▶ The data:
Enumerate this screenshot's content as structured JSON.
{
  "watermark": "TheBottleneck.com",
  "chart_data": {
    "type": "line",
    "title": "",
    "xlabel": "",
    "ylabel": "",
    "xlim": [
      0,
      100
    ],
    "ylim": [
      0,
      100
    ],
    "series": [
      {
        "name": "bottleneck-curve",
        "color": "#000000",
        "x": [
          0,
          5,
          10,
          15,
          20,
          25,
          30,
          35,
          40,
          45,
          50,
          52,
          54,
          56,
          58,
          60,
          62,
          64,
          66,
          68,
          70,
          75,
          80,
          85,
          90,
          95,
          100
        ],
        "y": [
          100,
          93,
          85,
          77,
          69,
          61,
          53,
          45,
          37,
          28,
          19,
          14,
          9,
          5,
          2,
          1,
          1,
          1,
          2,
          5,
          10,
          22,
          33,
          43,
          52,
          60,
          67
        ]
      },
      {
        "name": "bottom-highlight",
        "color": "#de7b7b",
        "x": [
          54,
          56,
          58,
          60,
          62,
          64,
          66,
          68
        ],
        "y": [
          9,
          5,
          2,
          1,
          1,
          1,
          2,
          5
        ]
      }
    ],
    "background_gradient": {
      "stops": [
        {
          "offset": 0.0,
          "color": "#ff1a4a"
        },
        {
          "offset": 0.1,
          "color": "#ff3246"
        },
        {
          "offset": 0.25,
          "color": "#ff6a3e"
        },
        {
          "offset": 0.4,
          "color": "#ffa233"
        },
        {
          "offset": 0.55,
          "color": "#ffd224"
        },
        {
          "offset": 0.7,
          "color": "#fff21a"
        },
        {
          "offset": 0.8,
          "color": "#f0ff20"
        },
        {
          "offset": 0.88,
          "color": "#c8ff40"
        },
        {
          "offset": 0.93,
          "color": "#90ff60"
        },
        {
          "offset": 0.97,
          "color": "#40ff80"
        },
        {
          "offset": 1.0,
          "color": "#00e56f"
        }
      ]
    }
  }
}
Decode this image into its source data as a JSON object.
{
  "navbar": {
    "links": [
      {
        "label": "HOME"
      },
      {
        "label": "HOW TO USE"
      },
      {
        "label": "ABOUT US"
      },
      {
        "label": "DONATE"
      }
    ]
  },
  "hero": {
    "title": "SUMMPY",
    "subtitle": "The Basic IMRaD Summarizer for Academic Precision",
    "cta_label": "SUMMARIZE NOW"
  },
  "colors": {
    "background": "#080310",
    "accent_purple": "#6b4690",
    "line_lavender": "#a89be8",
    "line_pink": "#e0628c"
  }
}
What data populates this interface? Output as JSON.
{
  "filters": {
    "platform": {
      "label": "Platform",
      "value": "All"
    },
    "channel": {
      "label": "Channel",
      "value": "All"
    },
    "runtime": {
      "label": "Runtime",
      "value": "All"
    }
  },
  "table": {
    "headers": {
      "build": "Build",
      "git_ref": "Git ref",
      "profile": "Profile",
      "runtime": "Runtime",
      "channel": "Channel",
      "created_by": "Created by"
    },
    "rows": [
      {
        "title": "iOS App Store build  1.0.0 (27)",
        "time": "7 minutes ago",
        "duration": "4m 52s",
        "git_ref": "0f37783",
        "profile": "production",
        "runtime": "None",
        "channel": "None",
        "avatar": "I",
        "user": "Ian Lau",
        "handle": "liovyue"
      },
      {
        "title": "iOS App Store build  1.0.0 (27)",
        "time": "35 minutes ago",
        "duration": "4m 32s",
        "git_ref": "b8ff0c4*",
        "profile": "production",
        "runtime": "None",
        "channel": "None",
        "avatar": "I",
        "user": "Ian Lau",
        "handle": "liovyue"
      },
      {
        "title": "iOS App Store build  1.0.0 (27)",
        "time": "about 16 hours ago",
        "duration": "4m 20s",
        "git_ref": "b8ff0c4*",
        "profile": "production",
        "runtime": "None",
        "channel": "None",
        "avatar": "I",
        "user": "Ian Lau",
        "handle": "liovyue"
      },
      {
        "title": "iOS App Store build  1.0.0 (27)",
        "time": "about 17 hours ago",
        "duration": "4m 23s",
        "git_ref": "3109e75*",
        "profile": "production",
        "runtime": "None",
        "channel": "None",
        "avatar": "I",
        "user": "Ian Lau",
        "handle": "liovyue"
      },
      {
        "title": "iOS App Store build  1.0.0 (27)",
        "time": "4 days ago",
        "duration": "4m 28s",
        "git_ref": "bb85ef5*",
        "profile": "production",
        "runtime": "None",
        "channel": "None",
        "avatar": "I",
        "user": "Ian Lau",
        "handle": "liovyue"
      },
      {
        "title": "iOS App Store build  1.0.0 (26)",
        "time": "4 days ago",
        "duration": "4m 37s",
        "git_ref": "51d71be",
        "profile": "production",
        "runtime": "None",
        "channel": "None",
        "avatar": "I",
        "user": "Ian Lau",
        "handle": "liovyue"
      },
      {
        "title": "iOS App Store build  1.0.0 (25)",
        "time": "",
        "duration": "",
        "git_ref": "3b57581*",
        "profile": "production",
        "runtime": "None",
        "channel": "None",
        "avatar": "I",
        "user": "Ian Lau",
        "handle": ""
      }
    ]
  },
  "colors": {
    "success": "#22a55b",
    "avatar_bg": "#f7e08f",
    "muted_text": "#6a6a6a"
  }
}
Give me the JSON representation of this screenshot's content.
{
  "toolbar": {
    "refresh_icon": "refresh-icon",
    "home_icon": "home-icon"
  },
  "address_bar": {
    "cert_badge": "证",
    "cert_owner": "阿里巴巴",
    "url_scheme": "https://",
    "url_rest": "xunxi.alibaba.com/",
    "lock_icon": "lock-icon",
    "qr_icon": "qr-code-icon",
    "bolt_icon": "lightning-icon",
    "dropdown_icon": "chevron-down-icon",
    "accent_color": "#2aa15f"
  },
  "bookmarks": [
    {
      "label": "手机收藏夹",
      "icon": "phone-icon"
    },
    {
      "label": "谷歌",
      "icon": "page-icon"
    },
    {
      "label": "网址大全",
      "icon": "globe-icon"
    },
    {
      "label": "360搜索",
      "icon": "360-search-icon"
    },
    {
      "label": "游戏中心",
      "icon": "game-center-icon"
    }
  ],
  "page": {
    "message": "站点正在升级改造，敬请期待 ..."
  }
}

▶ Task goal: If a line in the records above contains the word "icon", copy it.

▶ Solution to this task:
    "refresh_icon": "refresh-icon",
    "home_icon": "home-icon"
    "lock_icon": "lock-icon",
    "qr_icon": "qr-code-icon",
    "bolt_icon": "lightning-icon",
    "dropdown_icon": "chevron-down-icon",
      "icon": "phone-icon"
      "icon": "page-icon"
      "icon": "globe-icon"
      "icon": "360-search-icon"
      "icon": "game-center-icon"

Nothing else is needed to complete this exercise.